In Understory, the colors were meant to reflect the setting of the collection – the understory of a forest after spring rains. The basic palette was suggested by Hannah Thiessen, and I had some leeway to choose my own colors, picking spring greens, yellows, greys, and a flash of bright red. The current project, Jolie With Pointy Sticks, is somewhat vintage inspired, more urban, and has a palette primarily of reds and yellows with beiges, golds, and purples, not currently in the picture. I have an idea board for a future collection as well with a completely different palette of bright and dark colors meant to convey youth and energy.

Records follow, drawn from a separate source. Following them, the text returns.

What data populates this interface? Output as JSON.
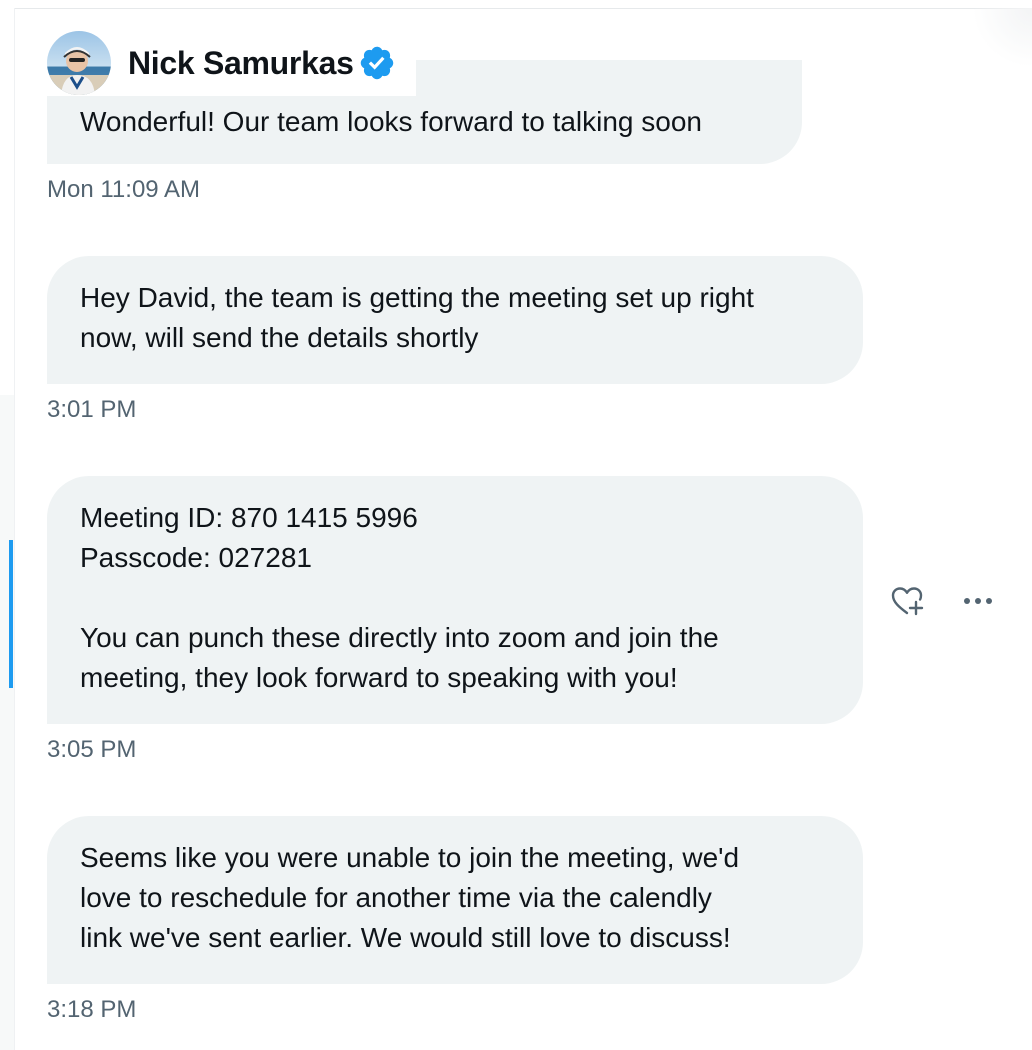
{
  "conversation": {
    "user_name": "Nick Samurkas",
    "verified": true,
    "accent_color": "#1d9bf0"
  },
  "messages": [
    {
      "lines": [
        "Wonderful! Our team looks forward to talking soon"
      ],
      "timestamp": "Mon 11:09 AM"
    },
    {
      "lines": [
        "Hey David, the team is getting the meeting set up right",
        "now, will send the details shortly"
      ],
      "timestamp": "3:01 PM"
    },
    {
      "lines": [
        "Meeting ID: 870 1415 5996",
        "Passcode: 027281",
        "",
        "You can punch these directly into zoom and join the",
        "meeting, they look forward to speaking with you!"
      ],
      "timestamp": "3:05 PM"
    },
    {
      "lines": [
        "Seems like you were unable to join the meeting, we'd",
        "love to reschedule for another time via the calendly",
        "link we've sent earlier. We would still love to discuss!"
      ],
      "timestamp": "3:18 PM"
    }
  ],
  "message_actions": {
    "like_icon": "heart-plus-icon",
    "more_icon": "more-horizontal-icon"
  }
}
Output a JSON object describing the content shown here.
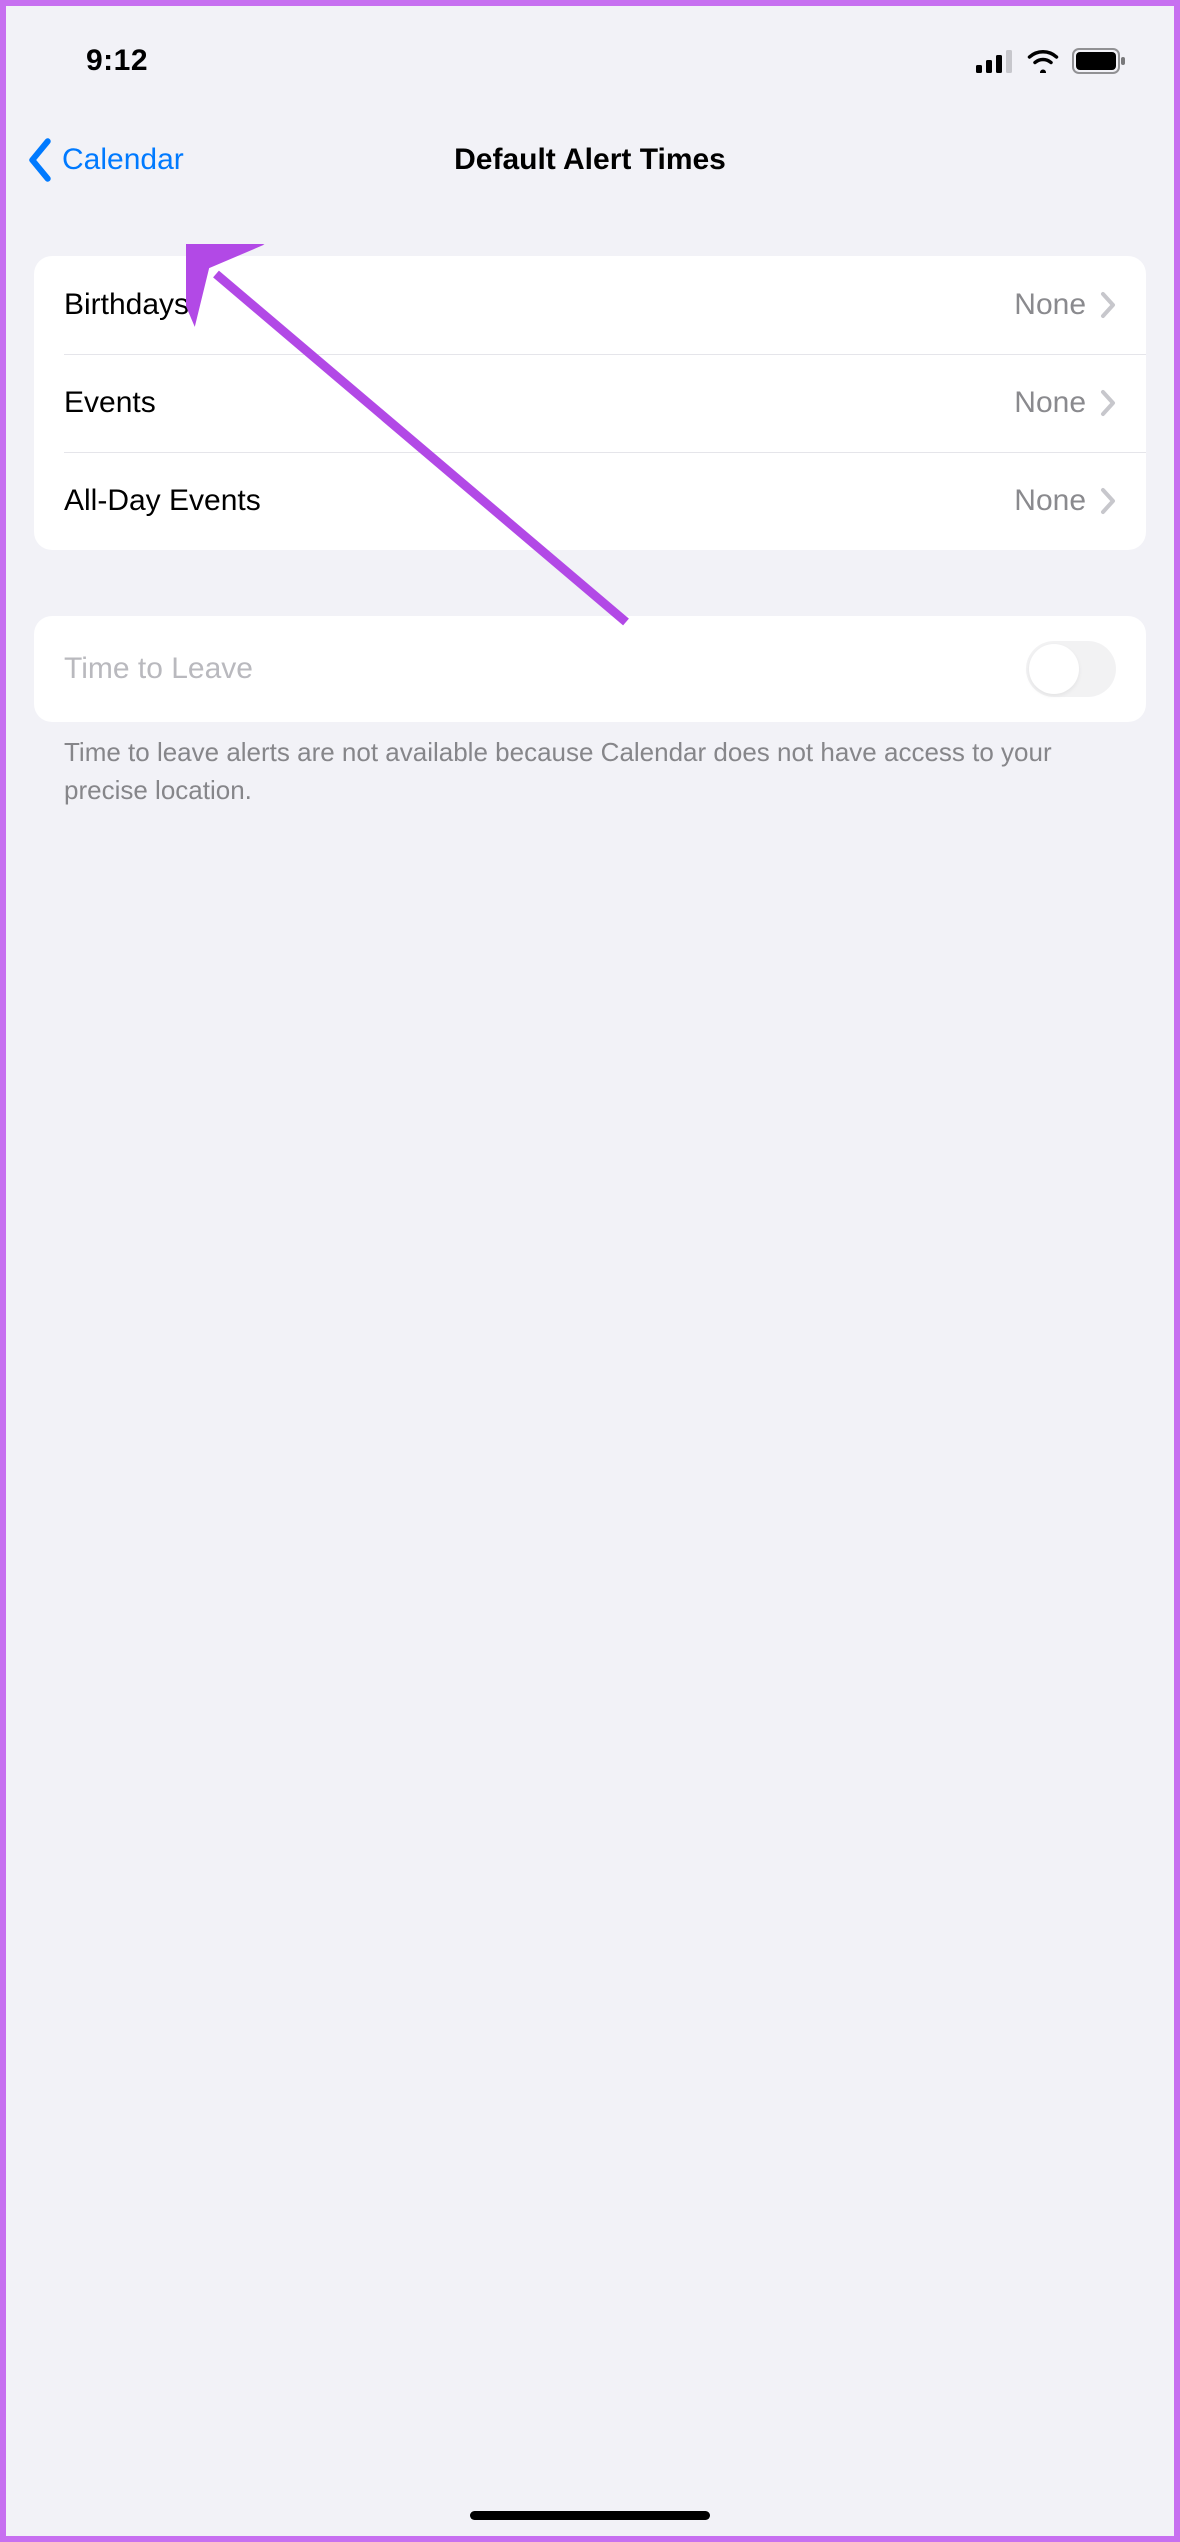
{
  "status": {
    "time": "9:12"
  },
  "nav": {
    "back_label": "Calendar",
    "title": "Default Alert Times"
  },
  "alerts": {
    "rows": [
      {
        "label": "Birthdays",
        "value": "None"
      },
      {
        "label": "Events",
        "value": "None"
      },
      {
        "label": "All-Day Events",
        "value": "None"
      }
    ]
  },
  "time_to_leave": {
    "label": "Time to Leave",
    "enabled": false,
    "footer": "Time to leave alerts are not available because Calendar does not have access to your precise location."
  },
  "annotation": {
    "arrow_color": "#b249e6"
  }
}
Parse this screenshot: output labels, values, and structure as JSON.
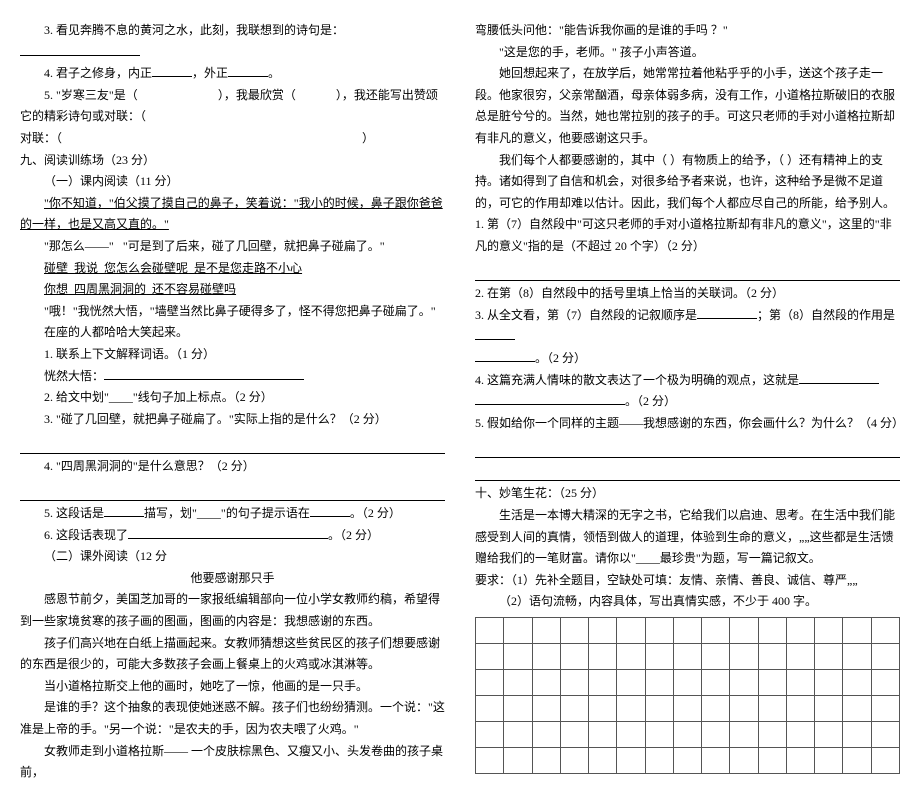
{
  "left": {
    "q3": "3. 看见奔腾不息的黄河之水，此刻，我联想到的诗句是：",
    "q4_a": "4. 君子之修身，内正",
    "q4_b": "，外正",
    "q4_c": "。",
    "q5_a": "5. \"岁寒三友\"是（",
    "q5_b": "），我最欣赏（",
    "q5_c": "），我还能写出赞颂它的精彩诗句或对联：（",
    "q5_d": "）",
    "s9": "九、阅读训练场（23 分）",
    "s9_1": "（一）课内阅读（11 分）",
    "p1_a": "\"你不知道，\"伯父摸了摸自己的鼻子，笑着说：\"我小的时候，鼻子跟你爸爸的一样，也是又高又直的。\"",
    "p2": "\"那怎么——\"",
    "p2b": "\"可是到了后来，碰了几回壁，就把鼻子碰扁了。\"",
    "p3_a": "碰壁",
    "p3_b": "我说",
    "p3_c": "您怎么会碰壁呢",
    "p3_d": "是不是您走路不小心",
    "p4_a": "你想",
    "p4_b": "四周黑洞洞的",
    "p4_c": "还不容易碰壁吗",
    "p5": "\"哦！\"我恍然大悟，\"墙壁当然比鼻子硬得多了，怪不得您把鼻子碰扁了。\"",
    "p6": "在座的人都哈哈大笑起来。",
    "q1": "1. 联系上下文解释词语。（1 分）",
    "q1_a": "恍然大悟：",
    "q2": "2. 给文中划\"____\"线句子加上标点。（2 分）",
    "q3b": "3. \"碰了几回壁，就把鼻子碰扁了。\"实际上指的是什么？（2 分）",
    "q4b": "4. \"四周黑洞洞的\"是什么意思？（2 分）",
    "q5b_a": "5. 这段话是",
    "q5b_b": "描写，划\"____\"的句子提示语在",
    "q5b_c": "。（2 分）",
    "q6_a": "6. 这段话表现了",
    "q6_b": "。（2 分）",
    "s9_2": "（二）课外阅读（12 分",
    "title2": "他要感谢那只手",
    "e1": "感恩节前夕，美国芝加哥的一家报纸编辑部向一位小学女教师约稿，希望得到一些家境贫寒的孩子画的图画，图画的内容是：我想感谢的东西。",
    "e2": "孩子们高兴地在白纸上描画起来。女教师猜想这些贫民区的孩子们想要感谢的东西是很少的，可能大多数孩子会画上餐桌上的火鸡或冰淇淋等。",
    "e3": "当小道格拉斯交上他的画时，她吃了一惊，他画的是一只手。",
    "e4": "是谁的手？这个抽象的表现使她迷惑不解。孩子们也纷纷猜测。一个说：\"这准是上帝的手。\"另一个说：\"是农夫的手，因为农夫喂了火鸡。\"",
    "e5": "女教师走到小道格拉斯—— 一个皮肤棕黑色、又瘦又小、头发卷曲的孩子桌前，"
  },
  "right": {
    "e6": "弯腰低头问他：\"能告诉我你画的是谁的手吗 ？\"",
    "e7": "\"这是您的手，老师。\" 孩子小声答道。",
    "e8": "她回想起来了，在放学后，她常常拉着他粘乎乎的小手，送这个孩子走一段。他家很穷，父亲常酗酒，母亲体弱多病，没有工作，小道格拉斯破旧的衣服总是脏兮兮的。当然，她也常拉别的孩子的手。可这只老师的手对小道格拉斯却有非凡的意义，他要感谢这只手。",
    "e9": "我们每个人都要感谢的，其中（  ）有物质上的给予，（  ）还有精神上的支持。诸如得到了自信和机会，对很多给予者来说，也许，这种给予是微不足道的，可它的作用却难以估计。因此，我们每个人都应尽自己的所能，给予别人。",
    "rq1": "1. 第（7）自然段中\"可这只老师的手对小道格拉斯却有非凡的意义\"，这里的\"非凡的意义\"指的是（不超过 20 个字）（2 分）",
    "rq2": "2. 在第（8）自然段中的括号里填上恰当的关联词。（2 分）",
    "rq3_a": "3. 从全文看，第（7）自然段的记叙顺序是",
    "rq3_b": "；第（8）自然段的作用是",
    "rq3_c": "。（2 分）",
    "rq4_a": "4. 这篇充满人情味的散文表达了一个极为明确的观点，这就是",
    "rq4_b": "。（2 分）",
    "rq5": "5. 假如给你一个同样的主题——我想感谢的东西，你会画什么？为什么？（4 分）",
    "s10": "十、妙笔生花：（25 分）",
    "c1": "生活是一本博大精深的无字之书，它给我们以启迪、思考。在生活中我们能感受到人间的真情，领悟到做人的道理，体验到生命的意义，„„这些都是生活馈赠给我们的一笔财富。请你以\"____最珍贵\"为题，写一篇记叙文。",
    "c2": "要求：（1）先补全题目，空缺处可填：友情、亲情、善良、诚信、尊严„„",
    "c3": "（2）语句流畅，内容具体，写出真情实感，不少于 400 字。"
  }
}
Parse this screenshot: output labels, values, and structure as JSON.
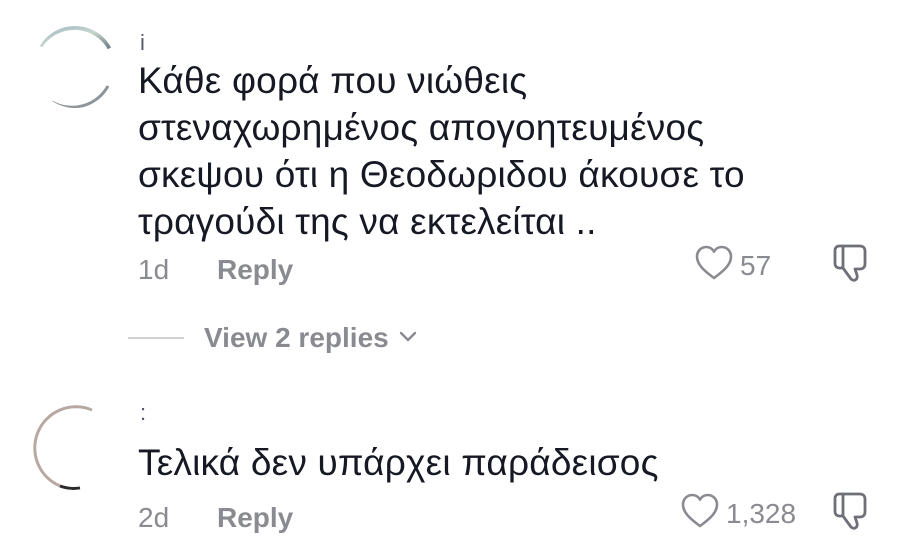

Colors tell a story, whether we mean them to or not, and it seems to me that any design is itself a story that we’re selling. There are many patterns out in the world, but the ones that speak to us as knitters and consumers are the ones that tell a story we want to hear or be a part of. My personal rule for knitting patterns is that I have to have fun knitting them myself before I’m willing to sell them to other people. I also try to tell stories I want to hear. None of us can please everyone, and I think in trying, we tend to create something pretty bland that doesn’t reflect our personal vision. (The painting experiment form of this is Komar and Melamid’s Most and Least Wanted series, in which they created paintings based on polling information from different countries.) This isn’t to say that the opinions of others should be disregarded outright, but that if a project doesn’t speak to you, it probably won’t be one you invest in wholly. I start with colors because they set a tone, literally, that lets me know which way I want to go with the project as a whole.

The colors sort of direct the aesthetic for me a bit. The reds and yellows I picked are less high school mascot colors and more warm tones that I have seen used in a lot of vintage dresses. I started looking at movie stills and vintage fabrics and picking up on ideas and details I liked from them. The end results are not necessarily going to reflect their inspiration to everyone who looks at them, but if the story is harmonious to me, the projects fun to knit and wear, and the end result feels whole, I think at least I can be comfortable with what I’m offering.